But the move emphasizes an interesting trend in the direct marketing industry. The lines between direct marketing agency and database marketing service provider are blurring. Both are adding services or acquiring companies that boast the historical strengths of their opposite numbers. On paper, their capabilities are beginning to look the same.
But, they are still different beasts - one is creatively focused, the other operationally focused; one sells time, the other sells output; one is often tied to exclusivity, the other will sometimes work with all of the top firms in a given vertical; one demonstrates phenomenal account management and program management rigor, the other, well, doesn’t…
Database marketing is officially sexy. Once heavily technical and used only to support direct marketing programs, database marketing now helps brand marketers learn more about their target customers and build loyalty. Aaron Cano of 1-800-Flowers and Elva Lewis of P&G joined Dave Frankland to discuss how their organizations make use of database marketing to further their business goals and deepen customer relationships.
P&G's 86 brands have traditionally operated independently through mass media to reach theoretical customers.

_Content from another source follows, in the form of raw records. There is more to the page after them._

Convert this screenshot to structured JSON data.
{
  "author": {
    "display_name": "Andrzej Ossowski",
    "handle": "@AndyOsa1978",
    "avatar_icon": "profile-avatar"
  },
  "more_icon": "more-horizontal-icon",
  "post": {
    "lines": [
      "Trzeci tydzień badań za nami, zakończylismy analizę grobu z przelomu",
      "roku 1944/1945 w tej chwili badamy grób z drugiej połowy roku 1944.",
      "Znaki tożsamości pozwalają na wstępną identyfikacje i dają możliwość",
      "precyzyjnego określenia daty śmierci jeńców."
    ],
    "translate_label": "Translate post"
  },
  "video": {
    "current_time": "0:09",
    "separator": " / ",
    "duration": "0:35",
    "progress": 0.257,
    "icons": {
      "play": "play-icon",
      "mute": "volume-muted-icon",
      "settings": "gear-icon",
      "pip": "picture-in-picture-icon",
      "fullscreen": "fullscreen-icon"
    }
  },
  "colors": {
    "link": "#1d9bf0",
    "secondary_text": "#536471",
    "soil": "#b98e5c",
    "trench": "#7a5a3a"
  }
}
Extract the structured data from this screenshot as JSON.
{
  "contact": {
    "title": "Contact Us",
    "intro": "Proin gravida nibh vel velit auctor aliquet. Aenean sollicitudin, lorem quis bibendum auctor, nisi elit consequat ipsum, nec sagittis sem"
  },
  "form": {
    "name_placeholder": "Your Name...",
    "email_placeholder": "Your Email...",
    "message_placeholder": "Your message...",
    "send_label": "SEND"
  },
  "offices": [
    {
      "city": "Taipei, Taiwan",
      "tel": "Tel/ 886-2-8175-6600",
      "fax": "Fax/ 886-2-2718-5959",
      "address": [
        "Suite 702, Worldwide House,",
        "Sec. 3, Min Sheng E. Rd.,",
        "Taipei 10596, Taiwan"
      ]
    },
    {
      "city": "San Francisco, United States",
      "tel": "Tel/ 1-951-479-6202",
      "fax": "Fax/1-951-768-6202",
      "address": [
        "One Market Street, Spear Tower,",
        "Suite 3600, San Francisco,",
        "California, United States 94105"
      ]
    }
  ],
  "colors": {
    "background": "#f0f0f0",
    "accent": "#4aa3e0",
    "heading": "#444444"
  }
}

Now they're experimenting using "sticky" brands like Pampers and Iams to build community and attract loyal users to other relevant brands. Lewis credits many sources for their success with data and change in mindset: millennial marketers joining P&G, marketing partners like Merkle and Targetbase, and retail partners like CVS.

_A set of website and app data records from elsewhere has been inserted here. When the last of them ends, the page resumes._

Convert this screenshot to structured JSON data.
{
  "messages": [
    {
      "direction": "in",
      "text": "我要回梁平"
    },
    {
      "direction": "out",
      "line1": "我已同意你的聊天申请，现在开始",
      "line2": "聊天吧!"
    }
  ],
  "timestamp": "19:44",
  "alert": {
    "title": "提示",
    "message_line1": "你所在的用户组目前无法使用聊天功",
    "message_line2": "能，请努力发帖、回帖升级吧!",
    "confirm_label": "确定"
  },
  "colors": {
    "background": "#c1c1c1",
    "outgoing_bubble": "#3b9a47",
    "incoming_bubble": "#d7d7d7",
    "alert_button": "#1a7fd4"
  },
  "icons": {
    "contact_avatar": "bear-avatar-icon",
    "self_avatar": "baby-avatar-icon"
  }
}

It's the day before our Marketing Forum. I came down to Miami early to sit in on Forrester's Direct Marketing Council meeting, and I was surprised by the different methods marketers use to find the analytics staff they need. Their overall challenges? Building a consistent definition of the customer, measuring campaigns and media mix (among other things), and justifying their actions to senior management. Companies look for a combination of skills in modern database marketers: heavy data abilities and strong interpersonal skills. That combination -- folks who know data and can translate the numbers and analysis into business language -- is rare. So where do companies find these yellow diamonds? A few recruit from MBA programs with personal recommendations from academic connections. Others take antithetical approaches: some find folks with analytical prowess and develop their business acumen so they can use data strategically; others train skilled business people from outside of database marketing on modeling. Talent is hard to find, but no official word on which recruitment approach works best.